Antoine Bethea returns to start opposite Reid, after missing 9 games with injury in 2015. Bethea played poorly on 443 snaps, but was actually a little bit better than backup Jaquiski Tartt, who finished 80th out of 89 eligible safeties on Pro Football Focus on 721 snaps. Bethea was a solid player in his prime, but is going into his age 32 season and has graded out below average in 3 of the last 4 seasons. Owed a non-guaranteed 5.75 million in his age 33 season in 2017, this could easily be his final year in San Francisco. Tartt, as poorly as he played last season, is still the future starter at the position, after being drafted in the 2nd round in 2015. It’s a secondary with some young talent, but still noticeable flaws.

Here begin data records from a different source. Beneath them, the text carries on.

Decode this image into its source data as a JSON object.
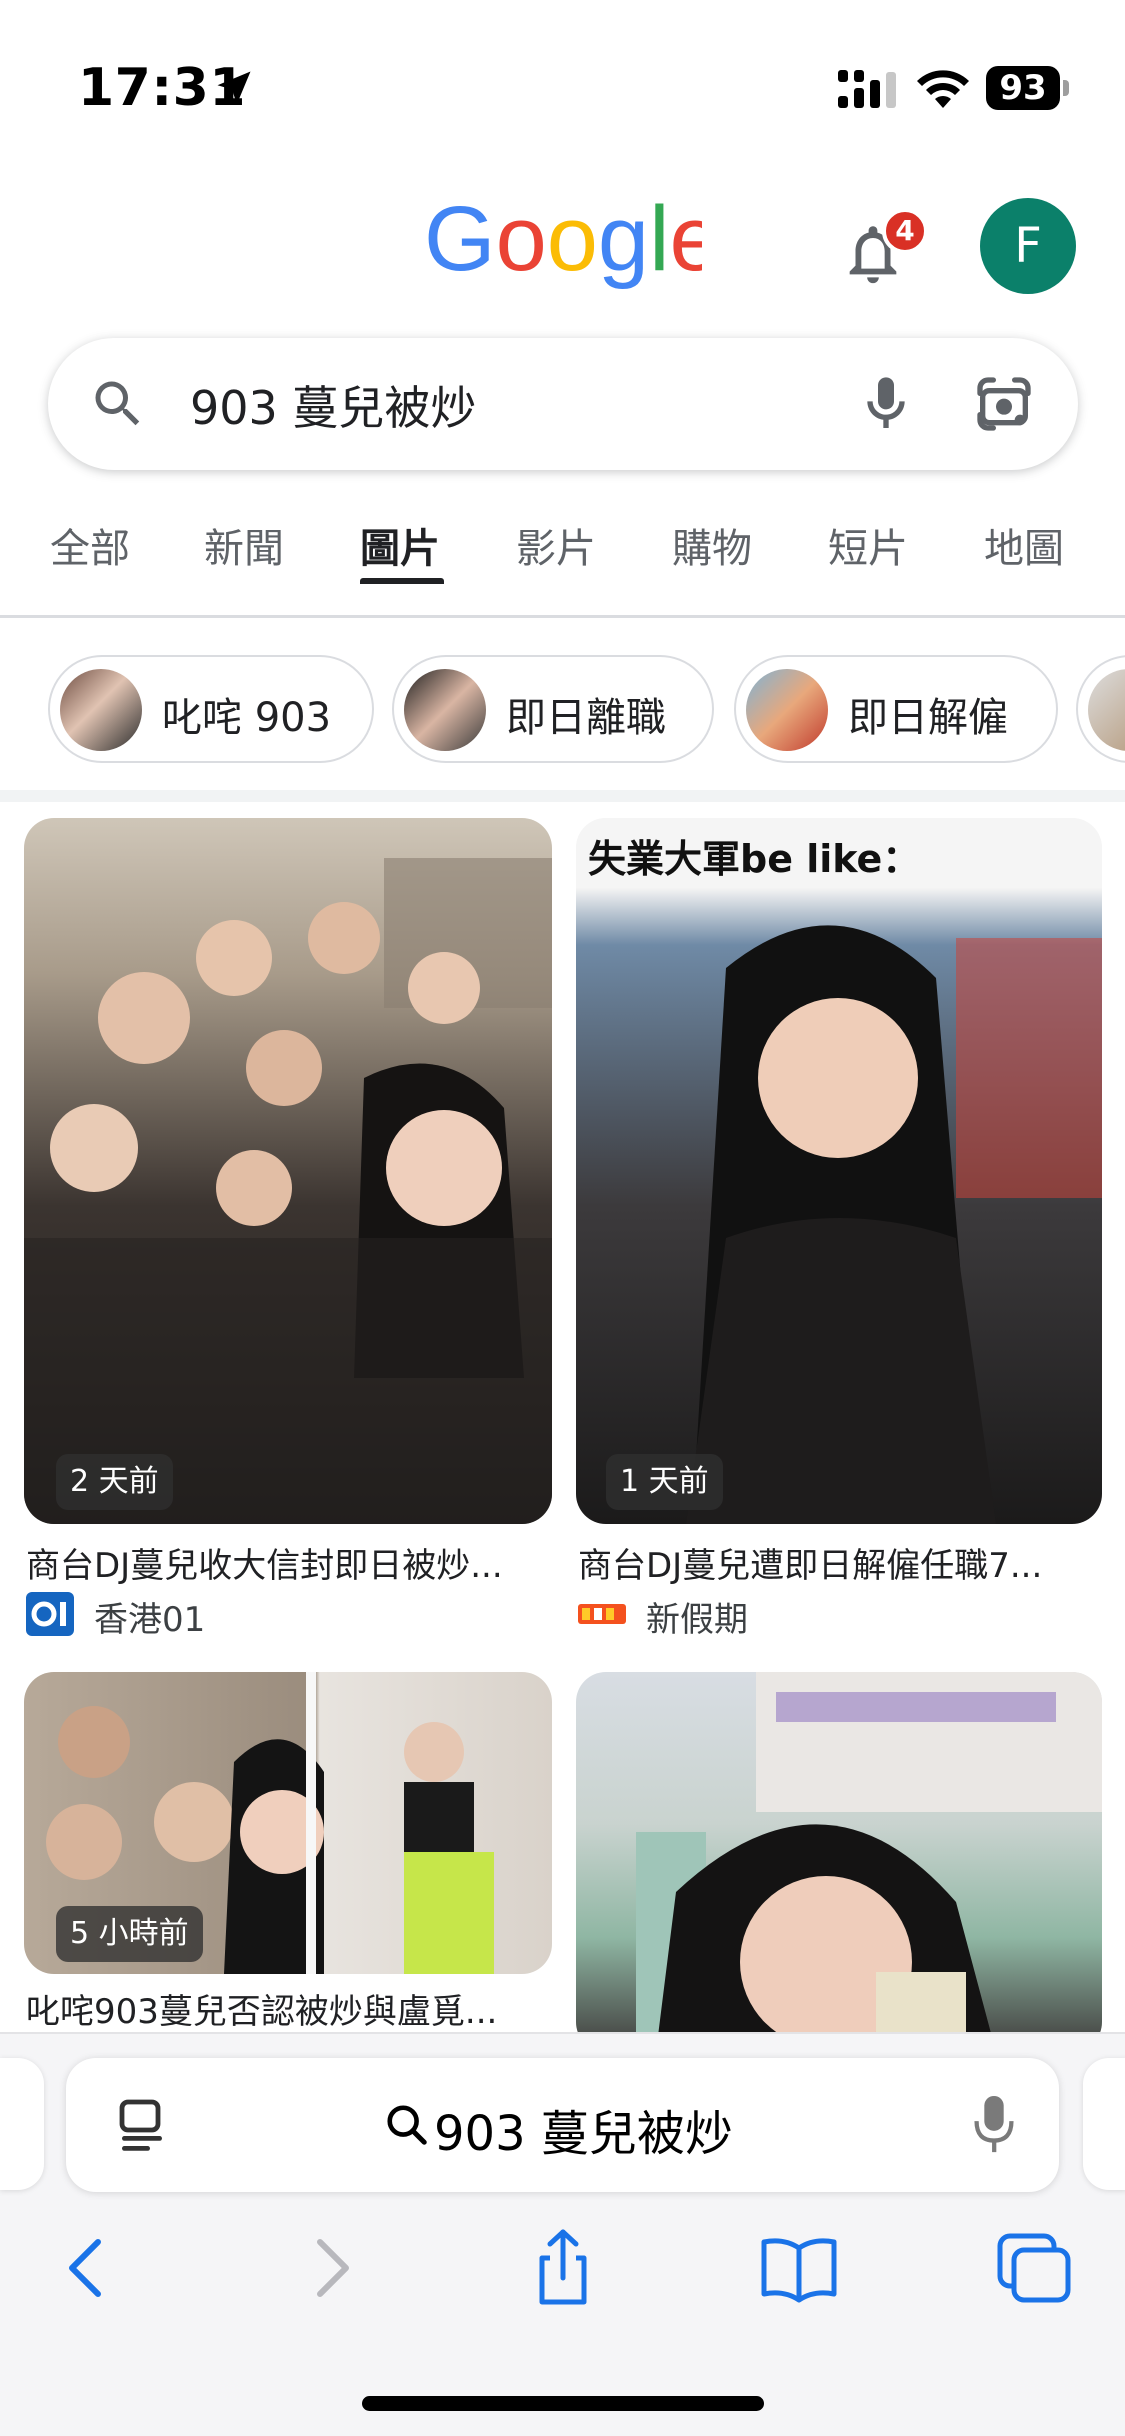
{
  "status_bar": {
    "time": "17:31",
    "battery": "93",
    "icons": [
      "location-arrow-icon",
      "signal-icon",
      "wifi-icon",
      "battery-icon"
    ]
  },
  "header": {
    "logo": "Google",
    "notification_count": "4",
    "avatar_initial": "F",
    "avatar_color": "#0b806a"
  },
  "search": {
    "query": "903 蔓兒被炒"
  },
  "tabs": [
    {
      "label": "全部"
    },
    {
      "label": "新聞"
    },
    {
      "label": "圖片"
    },
    {
      "label": "影片"
    },
    {
      "label": "購物"
    },
    {
      "label": "短片"
    },
    {
      "label": "地圖"
    }
  ],
  "active_tab": "圖片",
  "chips": [
    {
      "label": "叱咤 903"
    },
    {
      "label": "即日離職"
    },
    {
      "label": "即日解僱"
    }
  ],
  "results": [
    {
      "time": "2 天前",
      "title": "商台DJ蔓兒收大信封即日被炒...",
      "source": "香港01"
    },
    {
      "time": "1 天前",
      "title": "商台DJ蔓兒遭即日解僱任職7...",
      "source": "新假期",
      "overlay_text": "失業大軍be like："
    },
    {
      "time": "5 小時前",
      "title": "叱咤903蔓兒否認被炒與盧覓...",
      "source": ""
    },
    {
      "time": "",
      "title": "",
      "source": ""
    }
  ],
  "safari": {
    "address_text": "903 蔓兒被炒"
  },
  "colors": {
    "google_blue": "#4285F4",
    "google_red": "#EA4335",
    "google_yellow": "#FBBC05",
    "google_green": "#34A853",
    "safari_blue": "#1a73e8"
  }
}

This is once again one of the least talented teams in the league. They finished dead last in rate of moving the chains differential in 2015 and, in a league with few truly bad teams, are the favorite to finish dead last in that metric again in 2016. They managed to win 5 wins in 2015, but might not be so lucky in 2016. Just 1 of their 5 wins came by more than 6 points, with 2 coming in overtime, while just 2 of their 11 losses came by 6 points or fewer and their average margin of defeat was 16.45 points per game. With 46 million in used cap space and no real impact additions this off-season, 2-4 wins and high draft pick seems like the most likely outcome of this season.
Prediction: 4-12 3rd in NFC West